Task statement:
Omit the images and reproduce the rest of the entries exactly.

____ Material shown

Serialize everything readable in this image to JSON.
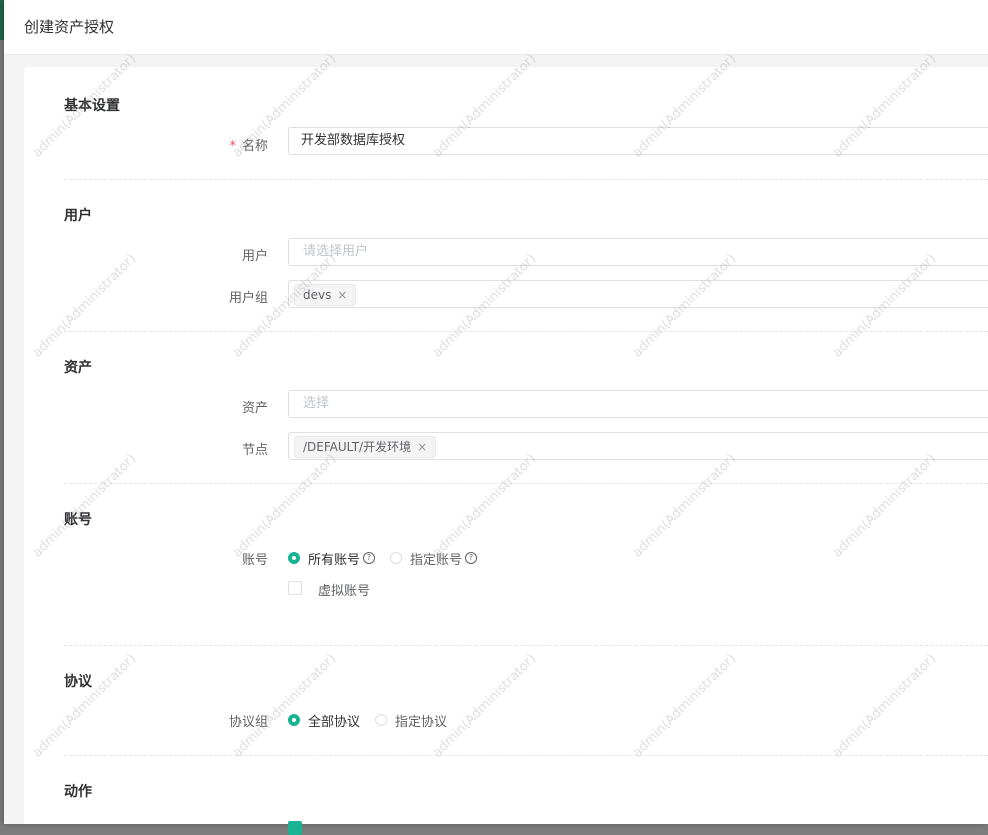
{
  "dialog": {
    "title": "创建资产授权"
  },
  "sections": {
    "basic": {
      "title": "基本设置",
      "name_label": "名称",
      "name_required_mark": "*",
      "name_value": "开发部数据库授权"
    },
    "users": {
      "title": "用户",
      "user_label": "用户",
      "user_placeholder": "请选择用户",
      "group_label": "用户组",
      "group_tags": [
        "devs"
      ]
    },
    "assets": {
      "title": "资产",
      "asset_label": "资产",
      "asset_placeholder": "选择",
      "node_label": "节点",
      "node_tags": [
        "/DEFAULT/开发环境"
      ]
    },
    "accounts": {
      "title": "账号",
      "label": "账号",
      "options": [
        {
          "label": "所有账号",
          "selected": true,
          "help_icon": "question-circle-icon"
        },
        {
          "label": "指定账号",
          "selected": false,
          "help_icon": "question-circle-icon"
        }
      ],
      "virtual_label": "虚拟账号",
      "virtual_checked": false
    },
    "protocols": {
      "title": "协议",
      "label": "协议组",
      "options": [
        {
          "label": "全部协议",
          "selected": true
        },
        {
          "label": "指定协议",
          "selected": false
        }
      ]
    },
    "actions": {
      "title": "动作"
    }
  },
  "watermark_text": "admin(Administrator)",
  "colors": {
    "accent": "#1ab394",
    "required": "#ed5565",
    "header_strip": "#1f6b4b"
  }
}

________

Solution:
Serialize everything readable in this image to JSON.
{
  "dialog": {
    "title": "创建资产授权"
  },
  "sections": {
    "basic": {
      "title": "基本设置",
      "name_label": "名称",
      "name_required_mark": "*",
      "name_value": "开发部数据库授权"
    },
    "users": {
      "title": "用户",
      "user_label": "用户",
      "user_placeholder": "请选择用户",
      "group_label": "用户组",
      "group_tags": [
        "devs"
      ]
    },
    "assets": {
      "title": "资产",
      "asset_label": "资产",
      "asset_placeholder": "选择",
      "node_label": "节点",
      "node_tags": [
        "/DEFAULT/开发环境"
      ]
    },
    "accounts": {
      "title": "账号",
      "label": "账号",
      "options": [
        {
          "label": "所有账号",
          "selected": true,
          "help_icon": "question-circle-icon"
        },
        {
          "label": "指定账号",
          "selected": false,
          "help_icon": "question-circle-icon"
        }
      ],
      "virtual_label": "虚拟账号",
      "virtual_checked": false
    },
    "protocols": {
      "title": "协议",
      "label": "协议组",
      "options": [
        {
          "label": "全部协议",
          "selected": true
        },
        {
          "label": "指定协议",
          "selected": false
        }
      ]
    },
    "actions": {
      "title": "动作"
    }
  },
  "watermark_text": "admin(Administrator)",
  "colors": {
    "accent": "#1ab394",
    "required": "#ed5565",
    "header_strip": "#1f6b4b"
  }
}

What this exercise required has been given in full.